“The best way I can help now is if I step aside and let government get back to governing,” Cuomo said in a press conference. “And therefore that’s what I’ll do.”

Up to this point, Cuomo had seemed defiant. He’d argued that the worst allegations against him were simply false, and that he had an old-fashioned habit of touching people without sexual intent that was being misconstrued. What changed?

Cuomo’s turnabout likely isn’t due to a sudden outbreak of conscience, but rather a decision born of self-interest. With only two options seemingly remaining — an ugly, months-long impeachment ending in his removal, or quick resignation — he picked the latter.

The key here was that looming impeachment. Cuomo seems to have initially held onto hope that he could beat back impeachment in New York’s state legislature somehow — and, indeed, he’d stalled action there for several months since these scandals surfaced earlier this year. But really, legislators were waiting for a report from the office of New York’s attorney general, Letitia James, on Cuomo’s conduct.

That report, released last week, detailed allegations from 11 women, covering conduct ranging from unwanted kissing and touching to inappropriate comments. One state employee claimed Cuomo groped her breast, while others described the governor telling sex jokes, commenting on how they looked, or touching them.

After the report’s release, leading Democrats said Cuomo had to go. New York’s entire Democratic congressional delegation called on him to resign, as did national Democratic leaders like President Joe Biden and House Speaker Nancy Pelosi. Longtime allies in state politics abandoned him too, from unions to state legislature power brokers. A majority of legislators in the state assembly went on record supporting his impeachment. Voters rejected him too — a Quinnipiac poll found that 70 percent of New York voters wanted Cuomo to quit.

The writing on the wall became clear — he couldn’t win. Furthermore, a conviction in his impeachment trial could have banned him from holding state office in the future. So now, he hopes, he will avoid that trial altogether.

In this still image from video, Gov. Andrew Cuomo is seen announcing his resignation.
Office of the Governor of New York via AP

The broader point is that scandal-plagued politicians often don’t resign because of shame or docility, but because they’ve concluded that leaving office voluntarily is the least bad, most face-saving option for them personally.

While Cuomo was defying calls for his resignation, he was frequently compared to former President Donald Trump, who did the same. But the key difference is that, even at Trump’s lowest moments — the blizzard of sexual harassment and assault accusations against him in October 2016, the scandal over his firing of FBI director James Comey, or either of his impeachments — many Republicans still stood by him. So Trump calculated, rationally and correctly, that he could survive those scandals, and even impeachment (as he twice did).
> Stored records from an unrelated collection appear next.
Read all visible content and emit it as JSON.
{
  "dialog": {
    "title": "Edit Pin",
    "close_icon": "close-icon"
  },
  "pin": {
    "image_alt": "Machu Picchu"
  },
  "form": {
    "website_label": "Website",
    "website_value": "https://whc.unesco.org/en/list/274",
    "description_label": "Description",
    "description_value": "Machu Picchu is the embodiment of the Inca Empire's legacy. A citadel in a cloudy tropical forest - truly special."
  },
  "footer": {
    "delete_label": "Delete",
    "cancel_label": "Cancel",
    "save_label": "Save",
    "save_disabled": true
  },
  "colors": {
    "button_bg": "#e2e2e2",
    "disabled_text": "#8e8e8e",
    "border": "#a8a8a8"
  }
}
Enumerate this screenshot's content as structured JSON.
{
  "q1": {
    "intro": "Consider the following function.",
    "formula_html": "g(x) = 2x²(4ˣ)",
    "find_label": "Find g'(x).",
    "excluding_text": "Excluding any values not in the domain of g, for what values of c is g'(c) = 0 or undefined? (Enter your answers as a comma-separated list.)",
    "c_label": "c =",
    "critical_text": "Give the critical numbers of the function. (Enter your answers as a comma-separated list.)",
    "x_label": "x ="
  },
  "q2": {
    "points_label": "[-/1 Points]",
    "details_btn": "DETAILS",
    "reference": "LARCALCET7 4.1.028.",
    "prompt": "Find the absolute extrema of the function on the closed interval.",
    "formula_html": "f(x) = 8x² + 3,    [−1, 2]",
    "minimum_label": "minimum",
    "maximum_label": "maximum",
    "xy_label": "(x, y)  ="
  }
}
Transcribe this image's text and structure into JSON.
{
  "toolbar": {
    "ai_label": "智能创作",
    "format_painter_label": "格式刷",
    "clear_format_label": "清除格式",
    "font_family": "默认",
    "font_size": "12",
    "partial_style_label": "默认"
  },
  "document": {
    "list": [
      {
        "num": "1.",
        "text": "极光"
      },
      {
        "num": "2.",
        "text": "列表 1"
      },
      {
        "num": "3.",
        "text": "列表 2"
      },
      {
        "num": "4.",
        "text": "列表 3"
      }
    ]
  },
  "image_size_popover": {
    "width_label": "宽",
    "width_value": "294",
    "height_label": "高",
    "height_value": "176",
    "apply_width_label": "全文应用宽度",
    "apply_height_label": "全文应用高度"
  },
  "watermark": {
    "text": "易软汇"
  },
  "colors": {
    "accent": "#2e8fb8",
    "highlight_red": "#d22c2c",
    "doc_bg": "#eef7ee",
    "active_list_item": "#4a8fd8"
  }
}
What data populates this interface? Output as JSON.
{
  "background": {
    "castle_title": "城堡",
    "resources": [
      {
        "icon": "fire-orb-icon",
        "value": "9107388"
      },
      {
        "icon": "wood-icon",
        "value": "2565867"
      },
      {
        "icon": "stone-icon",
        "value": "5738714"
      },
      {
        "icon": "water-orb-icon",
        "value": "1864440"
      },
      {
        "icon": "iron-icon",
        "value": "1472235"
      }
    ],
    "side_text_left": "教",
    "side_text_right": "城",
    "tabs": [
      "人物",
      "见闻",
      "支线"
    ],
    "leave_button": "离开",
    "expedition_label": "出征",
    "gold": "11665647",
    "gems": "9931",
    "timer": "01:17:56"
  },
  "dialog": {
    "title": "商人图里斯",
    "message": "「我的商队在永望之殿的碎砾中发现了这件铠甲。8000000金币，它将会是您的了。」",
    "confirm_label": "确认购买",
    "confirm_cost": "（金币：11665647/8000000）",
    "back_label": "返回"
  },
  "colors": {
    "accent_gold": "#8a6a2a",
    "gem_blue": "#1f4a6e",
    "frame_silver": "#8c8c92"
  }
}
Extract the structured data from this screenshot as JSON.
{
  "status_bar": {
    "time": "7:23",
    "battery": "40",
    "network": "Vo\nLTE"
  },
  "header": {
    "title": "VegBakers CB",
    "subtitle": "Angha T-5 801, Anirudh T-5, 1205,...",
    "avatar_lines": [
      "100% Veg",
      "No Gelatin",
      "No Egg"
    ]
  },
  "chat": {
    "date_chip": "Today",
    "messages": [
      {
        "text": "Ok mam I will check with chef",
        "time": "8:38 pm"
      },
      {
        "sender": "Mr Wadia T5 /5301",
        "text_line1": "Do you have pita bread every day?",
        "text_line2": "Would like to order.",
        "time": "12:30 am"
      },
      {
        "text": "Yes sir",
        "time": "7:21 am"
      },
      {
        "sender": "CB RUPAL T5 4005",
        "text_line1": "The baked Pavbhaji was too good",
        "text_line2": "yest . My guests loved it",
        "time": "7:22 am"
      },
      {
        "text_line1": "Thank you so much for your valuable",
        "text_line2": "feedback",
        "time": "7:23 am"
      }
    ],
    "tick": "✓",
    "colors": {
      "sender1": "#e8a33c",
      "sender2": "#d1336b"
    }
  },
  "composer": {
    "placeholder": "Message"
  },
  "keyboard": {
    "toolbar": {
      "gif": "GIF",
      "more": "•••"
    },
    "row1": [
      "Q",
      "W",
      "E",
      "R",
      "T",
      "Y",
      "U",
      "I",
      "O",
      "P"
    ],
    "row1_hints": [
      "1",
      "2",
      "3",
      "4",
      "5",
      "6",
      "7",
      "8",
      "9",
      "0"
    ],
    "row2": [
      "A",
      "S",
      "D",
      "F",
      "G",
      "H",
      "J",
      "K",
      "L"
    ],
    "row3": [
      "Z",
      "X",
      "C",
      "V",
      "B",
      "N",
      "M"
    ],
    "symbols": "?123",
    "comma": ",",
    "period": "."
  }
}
Why did Republicans stick with Trump throughout all this? Part of the reason is that his unique personalized appeal to the GOP base made elites afraid to cross him. Despite Cuomo’s successful run in state politics, he had no comparable cult of personality among ordinary voters. Many feared to cross Cuomo for many years, but once he was badly wounded — by this and other scandals, like that over the handling of data on Covid-19 deaths at New York nursing homes — he could be tossed aside.

Beyond that, Democrats simply had more of a desire to show they take sexual harassment allegations seriously in the Me Too era. Now, it is not the case that every Democrat accused of harassment these days gets tossed aside — there’s a growing consensus in the party that such allegations need to be corroborated, even if that standard isn’t yet uniformly applied.

But last week’s report on Cuomo’s conduct from the state attorney general’s office served that purpose of corroboration — it was received as authoritative and damning. The party did not want an accused groper with a pattern of at-best demeaning and at-worst lecherous comments as its standard-bearer. And, eventually, that became clear enough to Cuomo that he felt he had no other alternative but to quit.